The lines of the records that include "username" should all be copied.

+++ Provided data

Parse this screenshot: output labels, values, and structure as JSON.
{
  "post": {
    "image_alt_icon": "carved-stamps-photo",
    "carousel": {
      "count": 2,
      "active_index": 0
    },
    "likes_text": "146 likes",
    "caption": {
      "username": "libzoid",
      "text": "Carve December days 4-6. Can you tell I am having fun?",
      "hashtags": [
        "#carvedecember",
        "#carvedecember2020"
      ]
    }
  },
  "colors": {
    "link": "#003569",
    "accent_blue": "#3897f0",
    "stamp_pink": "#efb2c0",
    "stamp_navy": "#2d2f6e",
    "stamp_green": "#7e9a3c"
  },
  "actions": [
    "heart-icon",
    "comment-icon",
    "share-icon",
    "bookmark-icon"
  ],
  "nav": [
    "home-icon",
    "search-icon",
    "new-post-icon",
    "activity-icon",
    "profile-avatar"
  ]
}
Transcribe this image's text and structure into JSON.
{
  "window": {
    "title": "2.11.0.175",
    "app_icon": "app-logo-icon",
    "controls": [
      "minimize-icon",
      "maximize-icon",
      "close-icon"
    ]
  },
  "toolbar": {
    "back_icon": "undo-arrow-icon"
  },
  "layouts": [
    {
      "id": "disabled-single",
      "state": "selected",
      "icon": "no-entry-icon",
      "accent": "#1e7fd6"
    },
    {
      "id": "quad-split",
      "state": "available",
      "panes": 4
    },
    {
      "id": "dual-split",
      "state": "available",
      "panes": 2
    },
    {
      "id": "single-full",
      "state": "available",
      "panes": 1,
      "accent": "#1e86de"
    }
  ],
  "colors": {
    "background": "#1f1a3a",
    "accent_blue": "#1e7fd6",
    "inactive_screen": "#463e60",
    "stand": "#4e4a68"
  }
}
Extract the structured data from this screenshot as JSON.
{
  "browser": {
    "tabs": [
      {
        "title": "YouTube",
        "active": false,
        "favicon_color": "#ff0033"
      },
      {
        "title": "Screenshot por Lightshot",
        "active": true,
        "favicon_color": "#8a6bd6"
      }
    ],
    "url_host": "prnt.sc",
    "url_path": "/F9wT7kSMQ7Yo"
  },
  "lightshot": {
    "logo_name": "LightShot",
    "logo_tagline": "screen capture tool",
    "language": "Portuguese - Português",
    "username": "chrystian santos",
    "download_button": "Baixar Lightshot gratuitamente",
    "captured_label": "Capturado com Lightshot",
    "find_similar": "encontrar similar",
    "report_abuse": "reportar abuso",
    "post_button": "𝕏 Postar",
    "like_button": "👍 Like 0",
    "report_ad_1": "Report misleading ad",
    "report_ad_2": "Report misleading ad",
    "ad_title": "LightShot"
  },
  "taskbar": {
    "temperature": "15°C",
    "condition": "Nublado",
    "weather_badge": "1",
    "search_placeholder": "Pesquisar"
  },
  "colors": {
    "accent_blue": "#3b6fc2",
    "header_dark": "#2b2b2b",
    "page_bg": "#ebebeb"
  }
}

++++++

(Written answer):
      "username": "libzoid",
    "username": "chrystian santos",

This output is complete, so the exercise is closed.